Regen Projects is pleased to present Still Life, an exhibition of new work by Los Angeles-based artist Doug Aitken. Spanning a variety of media encompassing photography, sculpture, publications, sound, and single and multi-channel video installations, Aitken's work explores the modern landscape and posits possibilities for new uncharted frontiers. This exhibition, the artist's fourth solo presentation at Regen Projects, will feature an installation of new sculptural objects within a labyrinthine space designed to create an experience of unexpected encounters and a sense of mystery and discovery for the viewer to navigate.
Taking its name from the traditional concept of nature morte, Aitken's Still Life presents an immersive environment where place and time dissolves, where the individual exists adrift in an electrically charged space. Wending their way through the gallery, viewers are confronted with a series of signs and symbols that at first glance appear familiar but upon closer inspection reveal their foreign nature. A series of internally illuminated light box sculptures hover on the gallery walls. Combining text and image into physical form, they each represent the crystallization of an idea captured from the frenetic modern landscape.

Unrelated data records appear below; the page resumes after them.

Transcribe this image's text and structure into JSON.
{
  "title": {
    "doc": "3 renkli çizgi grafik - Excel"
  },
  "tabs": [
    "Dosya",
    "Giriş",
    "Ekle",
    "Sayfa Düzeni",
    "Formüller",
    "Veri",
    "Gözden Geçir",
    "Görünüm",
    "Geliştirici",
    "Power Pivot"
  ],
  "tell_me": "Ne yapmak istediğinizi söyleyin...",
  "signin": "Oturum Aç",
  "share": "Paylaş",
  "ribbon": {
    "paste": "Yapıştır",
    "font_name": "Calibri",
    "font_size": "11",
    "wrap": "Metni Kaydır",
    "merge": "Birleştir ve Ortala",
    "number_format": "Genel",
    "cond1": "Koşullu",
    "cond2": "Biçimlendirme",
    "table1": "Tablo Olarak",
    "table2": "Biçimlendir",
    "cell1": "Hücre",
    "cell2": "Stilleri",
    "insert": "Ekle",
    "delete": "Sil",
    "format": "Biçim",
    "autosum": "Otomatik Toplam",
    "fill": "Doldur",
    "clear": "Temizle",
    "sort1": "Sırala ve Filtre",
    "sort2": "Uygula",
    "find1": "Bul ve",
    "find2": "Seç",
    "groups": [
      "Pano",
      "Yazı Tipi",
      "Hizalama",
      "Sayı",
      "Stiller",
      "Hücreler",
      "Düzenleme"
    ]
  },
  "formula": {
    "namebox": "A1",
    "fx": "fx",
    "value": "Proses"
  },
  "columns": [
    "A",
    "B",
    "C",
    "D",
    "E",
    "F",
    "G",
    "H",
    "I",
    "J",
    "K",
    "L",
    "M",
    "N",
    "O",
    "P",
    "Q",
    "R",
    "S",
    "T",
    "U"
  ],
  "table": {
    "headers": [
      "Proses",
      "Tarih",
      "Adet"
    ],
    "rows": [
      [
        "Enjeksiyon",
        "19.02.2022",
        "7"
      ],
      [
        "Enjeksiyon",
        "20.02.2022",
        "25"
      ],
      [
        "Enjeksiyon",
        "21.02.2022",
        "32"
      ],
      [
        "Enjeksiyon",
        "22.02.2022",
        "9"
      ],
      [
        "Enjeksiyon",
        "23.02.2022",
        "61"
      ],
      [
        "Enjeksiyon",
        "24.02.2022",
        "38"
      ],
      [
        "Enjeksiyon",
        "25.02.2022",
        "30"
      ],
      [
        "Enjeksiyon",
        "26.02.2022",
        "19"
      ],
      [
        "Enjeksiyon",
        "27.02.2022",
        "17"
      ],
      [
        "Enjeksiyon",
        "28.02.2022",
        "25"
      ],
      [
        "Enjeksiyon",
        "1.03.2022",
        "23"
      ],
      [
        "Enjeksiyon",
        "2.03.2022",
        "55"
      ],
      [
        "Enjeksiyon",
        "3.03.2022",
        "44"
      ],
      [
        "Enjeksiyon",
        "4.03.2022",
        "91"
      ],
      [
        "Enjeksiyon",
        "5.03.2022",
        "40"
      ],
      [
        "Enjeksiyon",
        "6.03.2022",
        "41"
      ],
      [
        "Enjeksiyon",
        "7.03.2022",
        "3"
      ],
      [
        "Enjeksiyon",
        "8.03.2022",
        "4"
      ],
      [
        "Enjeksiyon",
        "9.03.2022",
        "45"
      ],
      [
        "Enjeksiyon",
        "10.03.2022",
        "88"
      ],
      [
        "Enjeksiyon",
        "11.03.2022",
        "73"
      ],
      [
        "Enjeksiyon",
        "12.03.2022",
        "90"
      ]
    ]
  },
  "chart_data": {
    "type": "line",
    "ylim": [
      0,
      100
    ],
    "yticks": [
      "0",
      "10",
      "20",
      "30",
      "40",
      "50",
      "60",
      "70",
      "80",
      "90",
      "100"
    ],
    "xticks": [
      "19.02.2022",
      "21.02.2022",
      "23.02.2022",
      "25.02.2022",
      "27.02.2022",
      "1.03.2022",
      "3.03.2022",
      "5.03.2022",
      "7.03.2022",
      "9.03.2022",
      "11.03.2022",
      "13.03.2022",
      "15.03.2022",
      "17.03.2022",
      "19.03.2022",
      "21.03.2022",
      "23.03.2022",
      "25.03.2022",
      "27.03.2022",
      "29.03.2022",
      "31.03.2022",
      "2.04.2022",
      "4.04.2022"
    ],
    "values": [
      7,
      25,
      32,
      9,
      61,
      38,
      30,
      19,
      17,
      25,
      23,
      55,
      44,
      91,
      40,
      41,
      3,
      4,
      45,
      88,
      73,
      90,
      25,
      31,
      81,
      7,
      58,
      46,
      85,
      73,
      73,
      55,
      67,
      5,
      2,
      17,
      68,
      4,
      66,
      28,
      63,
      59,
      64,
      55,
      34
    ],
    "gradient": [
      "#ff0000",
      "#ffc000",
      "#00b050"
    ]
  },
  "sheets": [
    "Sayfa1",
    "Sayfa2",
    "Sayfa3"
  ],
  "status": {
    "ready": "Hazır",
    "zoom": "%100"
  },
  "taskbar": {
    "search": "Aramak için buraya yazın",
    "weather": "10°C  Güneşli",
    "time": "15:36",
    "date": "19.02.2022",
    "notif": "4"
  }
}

Among the other works featured in the exhibition is a cast public pay phone bathed in a luminous glow. Appearing as a relic of a bygone era and removed from its everyday function the work becomes a vessel emitting interactive light that brightens or dims depending on the viewer's proximity to its surface. A sonic fountain combines water and sound creating a visceral optical and auditory experience. A hexagonal sculpture features a collage photo of an aerial view of the LA freeway system infinitely reflected in a series of mirrors, creating a kaleidoscopic vision. Existing as a series of ruptures, the works in Aitken's subconscious twilight terrain unfold in a parallel of time and space, perceptually suspended in time.
Doug Aitken (b. 1968) lives and works in Los Angeles. He has exhibited extensively in galleries and museums worldwide. Recent solo shows and presentations include Mirror, Seattle Museum of Art, Seattle (2013); The Source, Sundance International Film Festival, Park City, Utah (2013); Electric Earth, Nam June Paik Art Center, Yongin-si, South Korea (2013); Song I, Hirshhorn Museum Sculpture Garden, Washington, DC (2012); The Source, Tate Liverpool, Liverpool, England (2012); Altered Earth, LUMA Foundation, Arles, France (2012); Black Mirror, Deste Foundation, Hydra, Greece (2011); Frontier, Isola Tiberina, Rome (2009); Sonic Pavilion, Inhotim Contemporary Art Center, Brumadinho, Brazil (2009); and Sleepwalkers, Museum of Modern Art, New York (2007). In 2013, Aitken realized Station to Station, an ambitious multi-site month-long journey across America that brought together an international group of artists, musicians, writers, and thinkers.
Work by the artist is included in the permanent collections of numerous museums worldwide, including the Museum of Modern Art, New York; Metropolitan Museum of Art, New York; Whitney Museum of American Art, New York; Centre Pompidou, Paris; Kunstmuseum Wolfsburg, Wolfsburg; Vienna Secession, Vienna; Art Institute of Chicago, Chicago; Museum of Contemporary Art, Chicago; Walker Art Center, Minneapolis; Dallas Museum of Art, Dallas; San Francisco Museum of Modern Art, San Francisco; Museum of Contemporary Art, Los Angeles, Los Angeles; and La Coleccíon Jumex, Mexico City; among others.
This year Rizzoli published 100 YEARS, the most comprehensive monograph on Aitken's work to date, featuring contributions by Aaron Betsky, Francesco Bonami, Bice Curiger, Kerry Brougher, Tim Griffin, and Hans Ulrich Obrist.
An opening reception for the artist will be held on Saturday, September 6, from 6:00 – 8:00 pm.
For all press inquiries and to RSVP to the press preview, please contact Ben Thornborough at +1 310 276 5424 or email@example.com.
For all other inquiries, please contact Jennifer Loh, Jane McCarthy, Lindsay Charlwood, or Cat Krudy at Regen Projects.